All games come in ranked and unranked varities, with the ranked games having previously set parameters and the unranked versions allowing the host to customize the gameplay experience to an absurd degree. There are 8 massive maps in total featuring locations as varied as desert canyons, a rooftop skyline and an amusement park. All of these maps can also be broken down into smaller gameplay sections for more up close and personal matches.
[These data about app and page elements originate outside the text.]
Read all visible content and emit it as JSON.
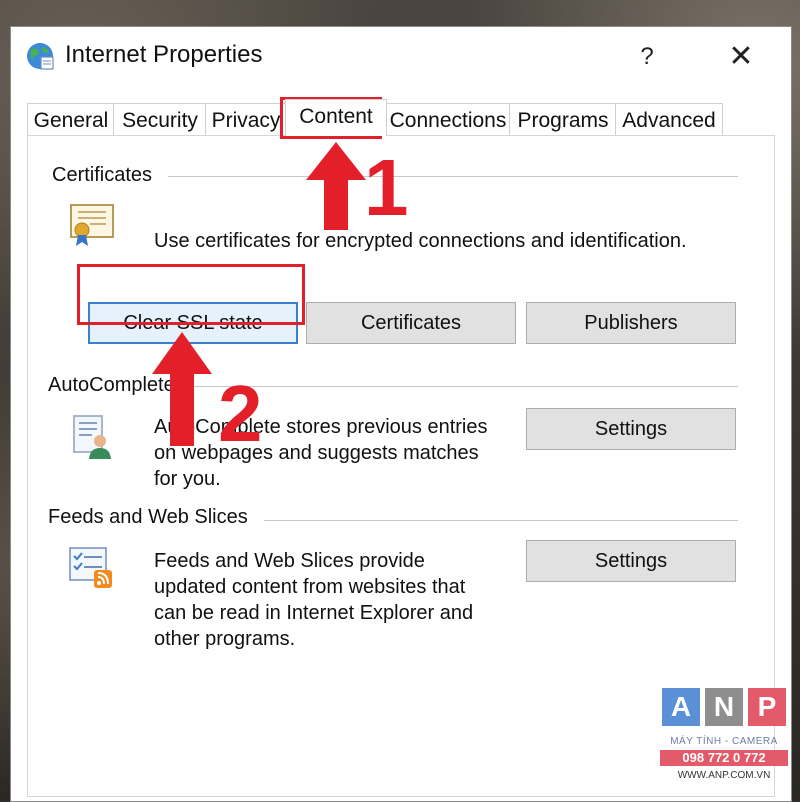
{
  "window": {
    "title": "Internet Properties",
    "help_label": "?",
    "close_label": "✕"
  },
  "tabs": [
    {
      "label": "General"
    },
    {
      "label": "Security"
    },
    {
      "label": "Privacy"
    },
    {
      "label": "Content",
      "active": true
    },
    {
      "label": "Connections"
    },
    {
      "label": "Programs"
    },
    {
      "label": "Advanced"
    }
  ],
  "certificates": {
    "group_label": "Certificates",
    "description": "Use certificates for encrypted connections and identification.",
    "buttons": {
      "clear_ssl": "Clear SSL state",
      "certificates": "Certificates",
      "publishers": "Publishers"
    }
  },
  "autocomplete": {
    "group_label": "AutoComplete",
    "description_lines": [
      "AutoComplete stores previous entries",
      "on webpages and suggests matches",
      "for you."
    ],
    "settings_label": "Settings"
  },
  "feeds": {
    "group_label": "Feeds and Web Slices",
    "description_lines": [
      "Feeds and Web Slices provide",
      "updated content from websites that",
      "can be read in Internet Explorer and",
      "other programs."
    ],
    "settings_label": "Settings"
  },
  "annotations": {
    "step1": "1",
    "step2": "2",
    "highlight_color": "#e3202a"
  },
  "watermark": {
    "letters": [
      "A",
      "N",
      "P"
    ],
    "tagline": "MÁY TÍNH - CAMERA",
    "phone": "098 772 0 772",
    "website": "WWW.ANP.COM.VN",
    "colors": {
      "a": "#5b8fd6",
      "n": "#8e8e8e",
      "p": "#e35b6a"
    }
  }
}
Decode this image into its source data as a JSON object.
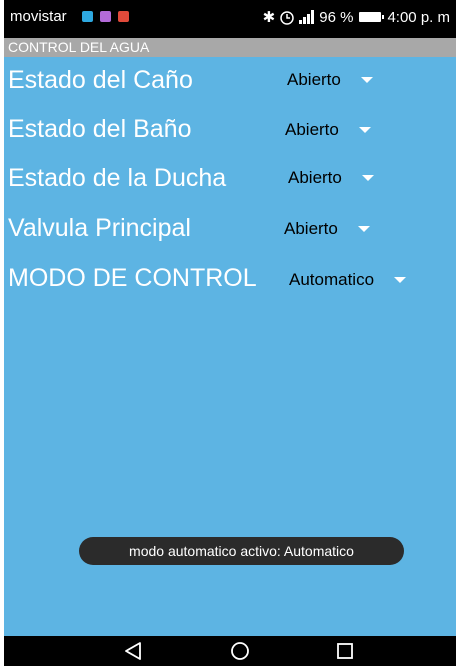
{
  "status_bar": {
    "carrier": "movistar",
    "battery": "96 %",
    "time": "4:00 p. m",
    "notification_colors": [
      "#2ea8e0",
      "#b36bd9",
      "#e04a3a"
    ]
  },
  "app": {
    "title": "CONTROL DEL AGUA",
    "background": "#5db4e3"
  },
  "controls": [
    {
      "label": "Estado del Caño",
      "value": "Abierto"
    },
    {
      "label": "Estado del Baño",
      "value": "Abierto"
    },
    {
      "label": "Estado de la Ducha",
      "value": "Abierto"
    },
    {
      "label": "Valvula Principal",
      "value": "Abierto"
    },
    {
      "label": "MODO DE CONTROL",
      "value": "Automatico"
    }
  ],
  "toast": {
    "text": "modo automatico activo: Automatico"
  },
  "nav_icons": [
    "back-icon",
    "home-icon",
    "recents-icon"
  ]
}
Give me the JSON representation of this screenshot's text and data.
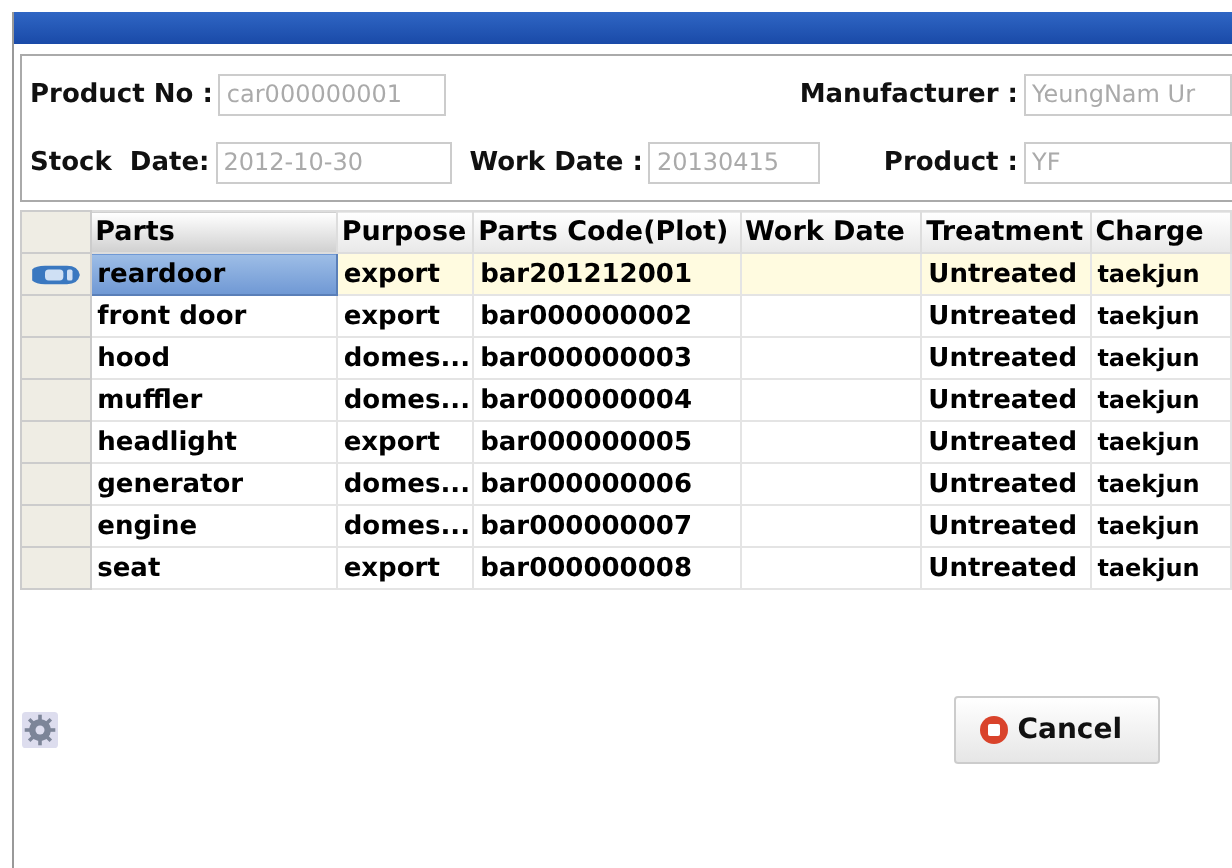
{
  "form": {
    "product_no": {
      "label": "Product No :",
      "value": "car000000001"
    },
    "manufacturer": {
      "label": "Manufacturer :",
      "value": "YeungNam Ur"
    },
    "stock_date": {
      "label": "Stock  Date:",
      "value": "2012-10-30"
    },
    "work_date": {
      "label": "Work Date :",
      "value": "20130415"
    },
    "product": {
      "label": "Product :",
      "value": "YF"
    }
  },
  "table": {
    "columns": [
      "Parts",
      "Purpose",
      "Parts Code(Plot)",
      "Work Date",
      "Treatment",
      "Charge"
    ],
    "rows": [
      {
        "selected": true,
        "cells": [
          "reardoor",
          "export",
          "bar201212001",
          "",
          "Untreated",
          "taekjun"
        ]
      },
      {
        "selected": false,
        "cells": [
          "front door",
          "export",
          "bar000000002",
          "",
          "Untreated",
          "taekjun"
        ]
      },
      {
        "selected": false,
        "cells": [
          "hood",
          "domes...",
          "bar000000003",
          "",
          "Untreated",
          "taekjun"
        ]
      },
      {
        "selected": false,
        "cells": [
          "muffler",
          "domes...",
          "bar000000004",
          "",
          "Untreated",
          "taekjun"
        ]
      },
      {
        "selected": false,
        "cells": [
          "headlight",
          "export",
          "bar000000005",
          "",
          "Untreated",
          "taekjun"
        ]
      },
      {
        "selected": false,
        "cells": [
          "generator",
          "domes...",
          "bar000000006",
          "",
          "Untreated",
          "taekjun"
        ]
      },
      {
        "selected": false,
        "cells": [
          "engine",
          "domes...",
          "bar000000007",
          "",
          "Untreated",
          "taekjun"
        ]
      },
      {
        "selected": false,
        "cells": [
          "seat",
          "export",
          "bar000000008",
          "",
          "Untreated",
          "taekjun"
        ]
      }
    ]
  },
  "buttons": [
    {
      "label": "Cancel"
    }
  ]
}
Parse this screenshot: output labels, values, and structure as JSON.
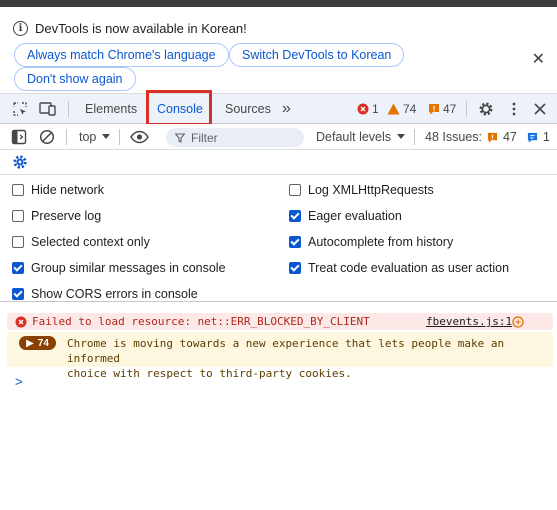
{
  "infobar": {
    "message": "DevTools is now available in Korean!",
    "buttons": {
      "match_language": "Always match Chrome's language",
      "switch_korean": "Switch DevTools to Korean",
      "dont_show": "Don't show again"
    },
    "close_glyph": "✕"
  },
  "tabs": {
    "elements": "Elements",
    "console": "Console",
    "sources": "Sources",
    "more_glyph": "»"
  },
  "counters": {
    "errors": "1",
    "warnings": "74",
    "issues": "47"
  },
  "toolbar": {
    "context": "top",
    "filter_placeholder": "Filter",
    "levels": "Default levels",
    "issues_label": "48 Issues:",
    "issues_warn": "47",
    "issues_info": "1"
  },
  "settings": {
    "left": [
      {
        "label": "Hide network",
        "checked": false
      },
      {
        "label": "Preserve log",
        "checked": false
      },
      {
        "label": "Selected context only",
        "checked": false
      },
      {
        "label": "Group similar messages in console",
        "checked": true
      },
      {
        "label": "Show CORS errors in console",
        "checked": true
      }
    ],
    "right": [
      {
        "label": "Log XMLHttpRequests",
        "checked": false
      },
      {
        "label": "Eager evaluation",
        "checked": true
      },
      {
        "label": "Autocomplete from history",
        "checked": true
      },
      {
        "label": "Treat code evaluation as user action",
        "checked": true
      }
    ]
  },
  "messages": {
    "error": {
      "text": "Failed to load resource: net::ERR_BLOCKED_BY_CLIENT",
      "source": "fbevents.js:1"
    },
    "warning": {
      "count": "74",
      "line1": "Chrome is moving towards a new experience that lets people make an informed",
      "line2": "choice with respect to third-party cookies."
    },
    "prompt_glyph": ">"
  },
  "colors": {
    "accent": "#0b57d0",
    "error": "#d93025",
    "warning": "#e37400",
    "highlight_outline": "#d93025"
  }
}
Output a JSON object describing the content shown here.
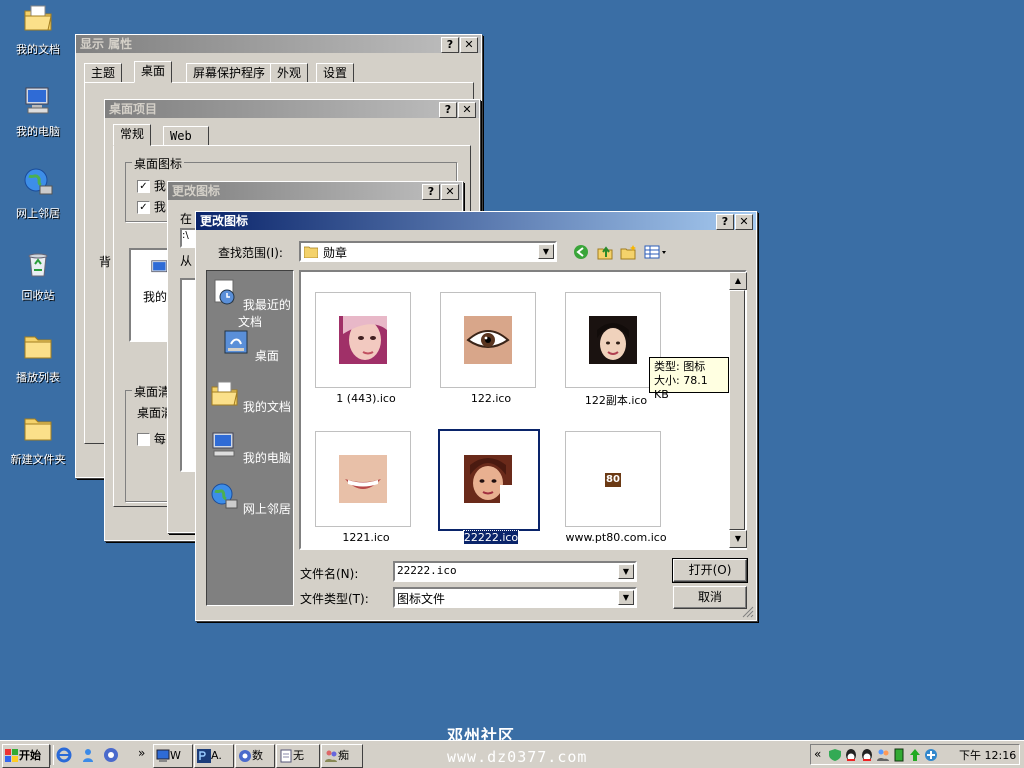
{
  "desktop": {
    "icons": [
      {
        "label": "我的文档",
        "icon": "folder-docs-icon"
      },
      {
        "label": "我的电脑",
        "icon": "computer-icon"
      },
      {
        "label": "网上邻居",
        "icon": "network-icon"
      },
      {
        "label": "回收站",
        "icon": "recycle-bin-icon"
      },
      {
        "label": "播放列表",
        "icon": "folder-icon"
      },
      {
        "label": "新建文件夹",
        "icon": "folder-icon"
      }
    ],
    "watermark_line1": "邓州社区",
    "watermark_line2": "www.dz0377.com"
  },
  "display_props": {
    "title": "显示 属性",
    "tabs": [
      "主题",
      "桌面",
      "屏幕保护程序",
      "外观",
      "设置"
    ]
  },
  "desktop_items": {
    "title": "桌面项目",
    "tabs": [
      "常规",
      "Web"
    ],
    "group_icons": "桌面图标",
    "check1": "我",
    "check2": "我",
    "partial_a": "我的",
    "partial_b": "背",
    "group_cleanup": "桌面清",
    "cleanup_text": "桌面清",
    "every_label": "每"
  },
  "change_icon_back": {
    "title": "更改图标",
    "partial_in": "在",
    "partial_from": "从",
    "path_partial": ":\\"
  },
  "dialog": {
    "title": "更改图标",
    "lookin_label": "查找范围(I):",
    "lookin_value": "勋章",
    "places": [
      "我最近的文档",
      "桌面",
      "我的文档",
      "我的电脑",
      "网上邻居"
    ],
    "files": [
      {
        "name": "1 (443).ico"
      },
      {
        "name": "122.ico"
      },
      {
        "name": "122副本.ico"
      },
      {
        "name": "1221.ico"
      },
      {
        "name": "22222.ico"
      },
      {
        "name": "www.pt80.com.ico"
      }
    ],
    "pt80_text": "80",
    "tooltip_type": "类型: 图标",
    "tooltip_size": "大小: 78.1 KB",
    "filename_label": "文件名(N):",
    "filename_value": "22222.ico",
    "filetype_label": "文件类型(T):",
    "filetype_value": "图标文件",
    "open_button": "打开(O)",
    "cancel_button": "取消"
  },
  "taskbar": {
    "start": "开始",
    "chevron": "»",
    "tasks": [
      "W",
      "A.",
      "数",
      "无",
      "痴"
    ],
    "tray_chevron": "«",
    "clock": "下午 12:16"
  },
  "colors": {
    "desktop": "#3a6ea5",
    "title_active": "#0a246a",
    "face": "#d4d0c8"
  }
}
The multiplayer is probably the best aspect of the Twisted Metal experience, and while all the vehicles are balanced and the gameplay itself is solid, the multiplayer client does seem to have extensive issues when it comes to connecting to lobbies. I experienced extremely frequent “connection errors” that would see me attempting to join a lobby, any lobby, for 15 minutes at a time with no luck. There are also moments when you’ll be randomly kicked out of a game for no discernible reason. This does put quite a big damper on the whole multiplayer aspect of the game, but when it’s working properly the game is a joy to play.
Fans have been waiting a full decade for another major title in the series, and despite a handful of annoying issues it seems obvious that Eat Sleep Play has proven that the Car Combat Genre of the 90’s is far from dead. However, if you’ve never enjoyed this series or the Car Combat games of the past, this game probably wont convert you. I for one, can’t wait to see what other treats Sweet Tooth has in store for us in the future.